Missouri had not yet been a state for a year when the new state Legislature enacted Revised Statute of Missouri, Chapter 351, dated Dec. 31, 1821, which affirmed the location selected to become the capital of our new state.
Very shortly thereafter, the Legislature enacted Revised Statute of Missouri, Chapter 365, dated Jan. 11, 1822, in which the Legislature instructed the commissioners to meet on a specified date and proceed immediately to lay out a town. With this action, they set forth the general guidelines for the plan of the town. Later paragraphs made provisions to name the town “City of Jefferson” and set a date at which 200 of those 1,000 lots would be sold.
It took almost another year for the Legislature to enact Revised Statute of Missouri, Chapter 446, dated Dec. 19, 1822, appointing Josiah Ramsey Jr., John C. Gordon and Adam Hope as commissioners and specifying the duties of the commissioners and how the first sale of lots would be conducted. Another paragraph instructed the commissioners regarding the first State House, which was for the use of the general assembly and residence of the governor, and entrusted its construction to commissioners to be appointed.
The commissioners laid out the town as they were instructed by the Legislature. The first street, which was to be the showcase or parade route, was laid off perpendicular to the river, 100 feet in width, and was called “Broadway.” The balance of the streets were laid out parallel to and perpendicular to Broadway, each being 80 feet in width. Each block created by these streets was 417.5 feet square. Through the middle of each block, running in an east-west direction, are alleys 20 feet in width. The lots on each side of the alleyway were 198.75 feet in length and 104.28 feet in width. As laid out there were four lots on each side of the alley. The planners created 125 city blocks, creating a total of 1,000 lots. A block of this standard size contains almost exactly 4 acres and consequently 0.5 acres per lot.
The original corporate limits of the City of Jefferson can best be described as follows. The western boundary is formed by a line drawn due south from the point at which the extension of Fulkerson Street meets the Missouri River until it intersects Atchison Street near the intersection with Walnut Street. The southern boundary of the city is from that point on Atchison Street until a point at which Atchison intersects Linn Street. The eastern boundary of the city is from that point on Linn Street until Linn intersects the river. The northern boundary of the city is formed at the edge of the Missouri River. The corporate limits of the City of Jefferson were defined by the limits of the 1,000 lots as they were laid out with slight exception in the southeast corner of the town to provide regularity.

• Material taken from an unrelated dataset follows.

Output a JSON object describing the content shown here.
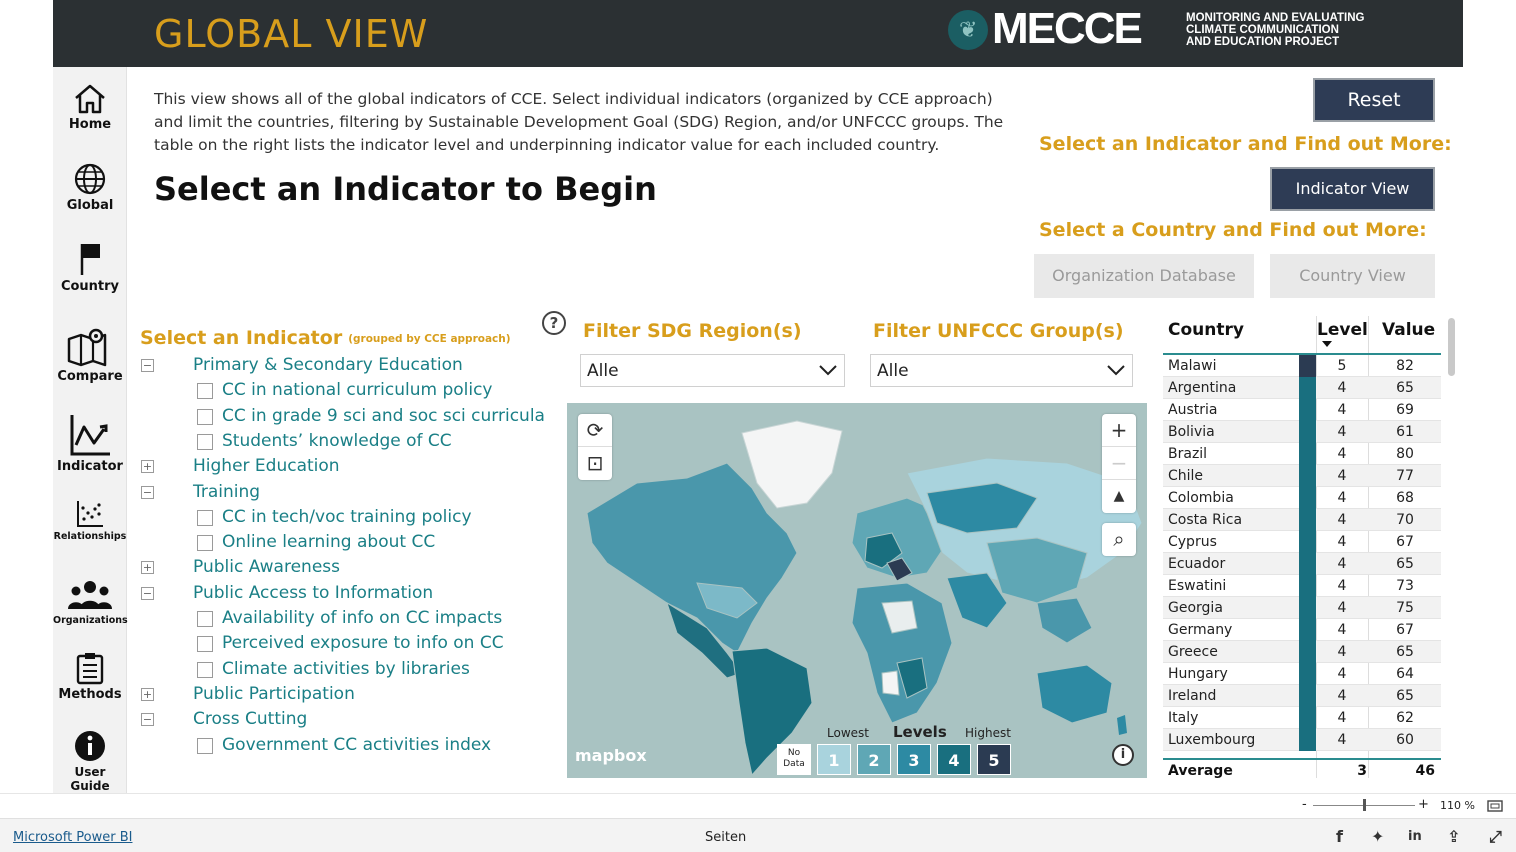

The plan for naming of the streets was that all streets perpendicular to the river were to be named for presidents starting just east of Broadway moving eastward and that the streets parallel to the river were to be named for governors starting at the river moving southward. The street running parallel to the river at river’s edge was named Water Street due to the objection of McNair, the sitting governor of the time. The plan for use of governors’ names was rarely followed, with only Miller and Dunklin streets named for governors. The streets named for presidents had more success, but even that fell apart later in the process as the naming of streets move eastward. McCarty Street, which was originally named Van Buren Street, had a name change at an act of the City Council in 1854 as President Van Buren fell out of favor with the public.
Along with the plans for the city and the lots therein, Mrs. Jane (Ramsey) Ewing, sister of one of the commissioners, was selected to draw the map from which the lots were auctioned. She had ordered a piece of white canvas, 20 feet by 30 feet, from St. Louis on which she painted the streets, Broadway in red, the other north-south streets in green, and the east-west streets in blue. The lots for sale were drawn and numbered in black. The map was then secured to a frame of wood. Unfortunately, this map perished with the fire in the first Capitol in 1837.
The day of the sale arrived, the first Monday of May 1823, and was superintended by the three commissioners. Wyncoop Warner, sheriff of Callaway County, cried the sale of lots. Jesse Roystun served as clerk of the sale, and Mrs. Ewing pointed to the lots as they were
Wayne Johnson is a Jefferson City native and retired engineer and chemist. For the past two decades he has worked with local historical societies, setting up websites, digital imaging, and compiling general histories of people, places and events in Callaway and Cole counties.